TASK -> Copy the entries out again in full.

*** Opening of DATASET EXCERPTS ***

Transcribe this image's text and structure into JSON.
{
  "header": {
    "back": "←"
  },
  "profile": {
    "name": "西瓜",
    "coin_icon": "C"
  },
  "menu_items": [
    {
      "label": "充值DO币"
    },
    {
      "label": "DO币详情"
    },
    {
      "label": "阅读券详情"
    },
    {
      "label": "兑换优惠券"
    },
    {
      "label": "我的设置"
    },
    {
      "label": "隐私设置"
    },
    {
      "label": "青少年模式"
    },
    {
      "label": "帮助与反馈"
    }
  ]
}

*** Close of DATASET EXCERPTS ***

WRITTEN RESPONSE ->
Transcribe this image's text and structure into JSON.
{
  "header": {
    "back": "←"
  },
  "profile": {
    "name": "西瓜",
    "coin_icon": "C"
  },
  "menu_items": [
    {
      "label": "充值DO币"
    },
    {
      "label": "DO币详情"
    },
    {
      "label": "阅读券详情"
    },
    {
      "label": "兑换优惠券"
    },
    {
      "label": "我的设置"
    },
    {
      "label": "隐私设置"
    },
    {
      "label": "青少年模式"
    },
    {
      "label": "帮助与反馈"
    }
  ]
}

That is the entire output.